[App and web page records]

-------

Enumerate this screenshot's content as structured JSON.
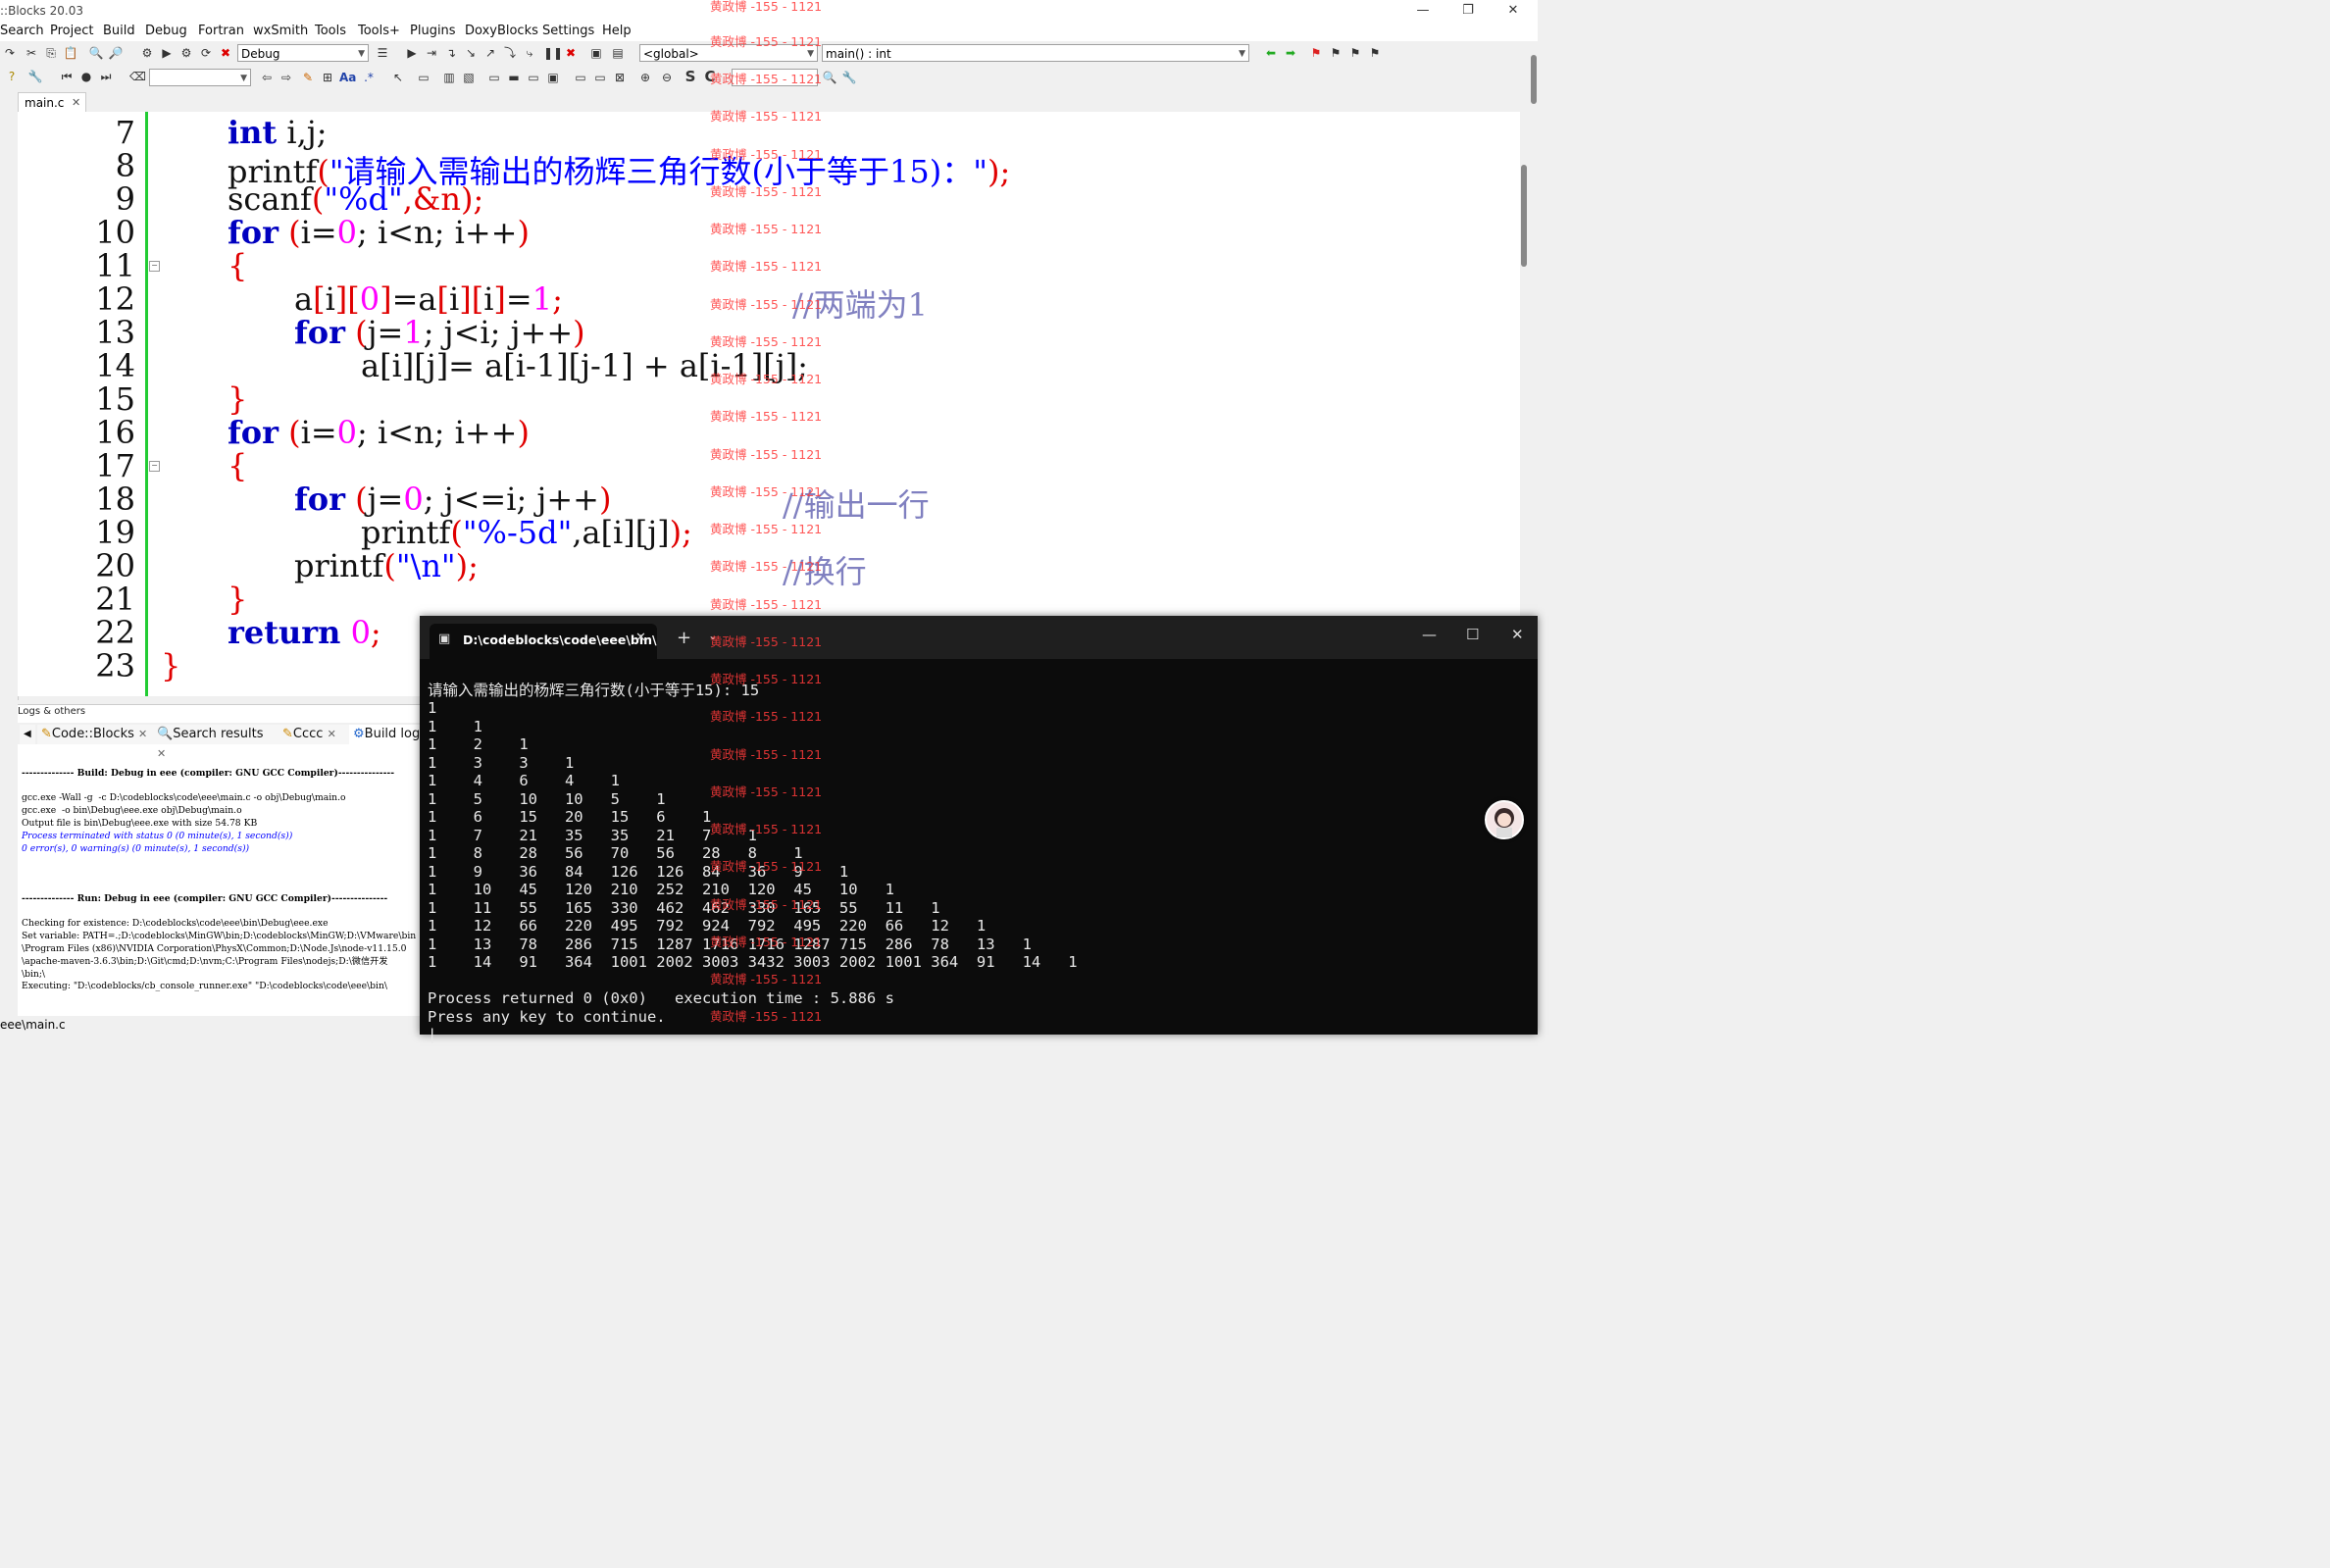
{
  "window": {
    "title": "::Blocks 20.03"
  },
  "menu": [
    "Search",
    "Project",
    "Build",
    "Debug",
    "Fortran",
    "wxSmith",
    "Tools",
    "Tools+",
    "Plugins",
    "DoxyBlocks",
    "Settings",
    "Help"
  ],
  "toolbar": {
    "build_target": "Debug",
    "scope": "<global>",
    "function": "main() : int"
  },
  "editor": {
    "tab": "main.c",
    "line_numbers": [
      "7",
      "8",
      "9",
      "10",
      "11",
      "12",
      "13",
      "14",
      "15",
      "16",
      "17",
      "18",
      "19",
      "20",
      "21",
      "22",
      "23"
    ],
    "lines": {
      "l7_kw": "int",
      " l7_rest": "",
      "l7": " i,j;",
      "l8_fn": "printf",
      "l8_str": "\"请输入需输出的杨辉三角行数(小于等于15)：\"",
      "l9_fn": "scanf",
      "l9_str": "\"%d\"",
      "l9_rest": ",&n",
      "for": "for",
      "l10_a": "i=",
      "l10_num": "0",
      "l10_b": "; i<n; i++",
      "l12_a": "a",
      "l12_b": "i",
      "l12_n0": "0",
      "l12_c": "=a",
      "l12_n1": "1",
      "l12_cmt": "//两端为1",
      "l13_a": "j=",
      "l13_num": "1",
      "l13_b": "; j<i; j++",
      "l14": "a[i][j]= a[i-1][j-1] + a[i-1][j];",
      "l16_a": "i=",
      "l16_num": "0",
      "l16_b": "; i<n; i++",
      "l18_a": "j=",
      "l18_num": "0",
      "l18_b": "; j<=i; j++",
      "l18_cmt": "//输出一行",
      "l19_fn": "printf",
      "l19_str": "\"%-5d\"",
      "l19_rest": ",a[i][j]",
      "l20_fn": "printf",
      "l20_str": "\"\\n\"",
      "l20_cmt": "//换行",
      "ret": "return",
      "ret_num": "0"
    }
  },
  "logs": {
    "title": "Logs & others",
    "tabs": [
      "Code::Blocks",
      "Search results",
      "Cccc",
      "Build log"
    ],
    "lines": [
      "-------------- Build: Debug in eee (compiler: GNU GCC Compiler)---------------",
      "",
      "gcc.exe -Wall -g  -c D:\\codeblocks\\code\\eee\\main.c -o obj\\Debug\\main.o",
      "gcc.exe  -o bin\\Debug\\eee.exe obj\\Debug\\main.o",
      "Output file is bin\\Debug\\eee.exe with size 54.78 KB",
      "Process terminated with status 0 (0 minute(s), 1 second(s))",
      "0 error(s), 0 warning(s) (0 minute(s), 1 second(s))",
      "",
      "",
      "",
      "-------------- Run: Debug in eee (compiler: GNU GCC Compiler)---------------",
      "",
      "Checking for existence: D:\\codeblocks\\code\\eee\\bin\\Debug\\eee.exe",
      "Set variable: PATH=.;D:\\codeblocks\\MinGW\\bin;D:\\codeblocks\\MinGW;D:\\VMware\\bin",
      "\\Program Files (x86)\\NVIDIA Corporation\\PhysX\\Common;D:\\Node.Js\\node-v11.15.0",
      "\\apache-maven-3.6.3\\bin;D:\\Git\\cmd;D:\\nvm;C:\\Program Files\\nodejs;D:\\微信开发",
      "\\bin;\\",
      "Executing: \"D:\\codeblocks/cb_console_runner.exe\" \"D:\\codeblocks\\code\\eee\\bin\\"
    ],
    "status": "eee\\main.c"
  },
  "console": {
    "tab_title": "D:\\codeblocks\\code\\eee\\bin\\",
    "prompt": "请输入需输出的杨辉三角行数(小于等于15): 15",
    "rows": [
      "1",
      "1    1",
      "1    2    1",
      "1    3    3    1",
      "1    4    6    4    1",
      "1    5    10   10   5    1",
      "1    6    15   20   15   6    1",
      "1    7    21   35   35   21   7    1",
      "1    8    28   56   70   56   28   8    1",
      "1    9    36   84   126  126  84   36   9    1",
      "1    10   45   120  210  252  210  120  45   10   1",
      "1    11   55   165  330  462  462  330  165  55   11   1",
      "1    12   66   220  495  792  924  792  495  220  66   12   1",
      "1    13   78   286  715  1287 1716 1716 1287 715  286  78   13   1",
      "1    14   91   364  1001 2002 3003 3432 3003 2002 1001 364  91   14   1"
    ],
    "returned": "Process returned 0 (0x0)   execution time : 5.886 s",
    "press": "Press any key to continue."
  },
  "watermark": "黄政博 -155 - 1121"
}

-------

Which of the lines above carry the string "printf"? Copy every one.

      "l8_fn": "printf",
      "l19_fn": "printf",
      "l20_fn": "printf",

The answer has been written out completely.